Web page and app entries:
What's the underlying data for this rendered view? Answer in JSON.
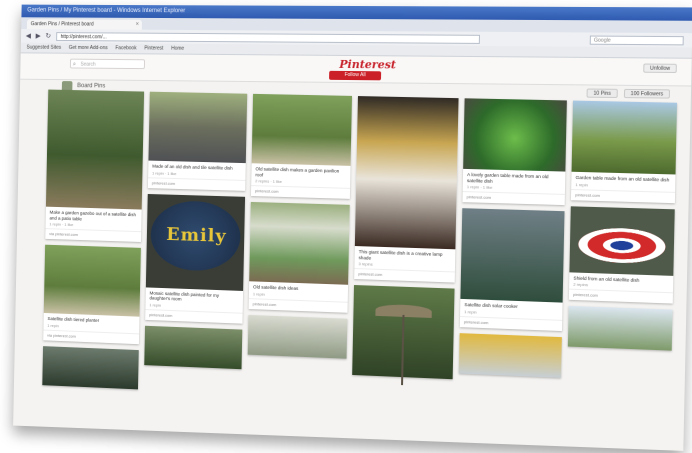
{
  "browser": {
    "title": "Garden Pins / My Pinterest board - Windows Internet Explorer",
    "tab_label": "Garden Pins / Pinterest board",
    "address": "http://pinterest.com/...",
    "search_placeholder": "Google",
    "bookmarks": [
      "Suggested Sites",
      "Get more Add-ons",
      "Facebook",
      "Pinterest",
      "Home"
    ]
  },
  "pinterest": {
    "logo": "Pinterest",
    "search_placeholder": "Search",
    "follow_button": "Follow All",
    "right_button": "Unfollow",
    "user_name": "Board Pins",
    "pins_button": "10 Pins",
    "likes_button": "100 Followers"
  },
  "pins": [
    [
      {
        "desc": "Make a garden gazebo out of a satellite dish and a patio table",
        "meta": "1 repin · 1 like",
        "foot": "via pinterest.com",
        "img": "g1"
      },
      {
        "desc": "Satellite dish tiered planter",
        "meta": "1 repin",
        "foot": "via pinterest.com",
        "img": "g3"
      },
      {
        "desc": "",
        "meta": "",
        "foot": "",
        "img": "g11"
      }
    ],
    [
      {
        "desc": "Made of an old dish and tile satellite dish",
        "meta": "1 repin · 1 like",
        "foot": "pinterest.com",
        "img": "g2"
      },
      {
        "desc": "Mosaic satellite dish painted for my daughter's room",
        "meta": "1 repin",
        "foot": "pinterest.com",
        "img": "emily"
      },
      {
        "desc": "",
        "meta": "",
        "foot": "",
        "img": "g12"
      }
    ],
    [
      {
        "desc": "Old satellite dish makes a garden pavilion roof",
        "meta": "2 repins · 1 like",
        "foot": "pinterest.com",
        "img": "g3"
      },
      {
        "desc": "Old satellite dish ideas",
        "meta": "1 repin",
        "foot": "pinterest.com",
        "img": "g7"
      },
      {
        "desc": "",
        "meta": "",
        "foot": "",
        "img": "g13"
      }
    ],
    [
      {
        "desc": "This giant satellite dish is a creative lamp shade",
        "meta": "3 repins",
        "foot": "pinterest.com",
        "img": "g4"
      },
      {
        "desc": "",
        "meta": "",
        "foot": "",
        "img": "umb"
      }
    ],
    [
      {
        "desc": "A lovely garden table made from an old satellite dish",
        "meta": "1 repin · 1 like",
        "foot": "pinterest.com",
        "img": "g5"
      },
      {
        "desc": "Satellite dish solar cooker",
        "meta": "1 repin",
        "foot": "pinterest.com",
        "img": "g8"
      },
      {
        "desc": "",
        "meta": "",
        "foot": "",
        "img": "g16"
      }
    ],
    [
      {
        "desc": "Garden table made from an old satellite dish",
        "meta": "1 repin",
        "foot": "pinterest.com",
        "img": "g6"
      },
      {
        "desc": "Shield from an old satellite dish",
        "meta": "2 repins",
        "foot": "pinterest.com",
        "img": "shield"
      },
      {
        "desc": "",
        "meta": "",
        "foot": "",
        "img": "g17"
      }
    ]
  ]
}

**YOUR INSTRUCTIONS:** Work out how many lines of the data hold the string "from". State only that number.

**SOLUTION FOR THIS PROBLEM:** 3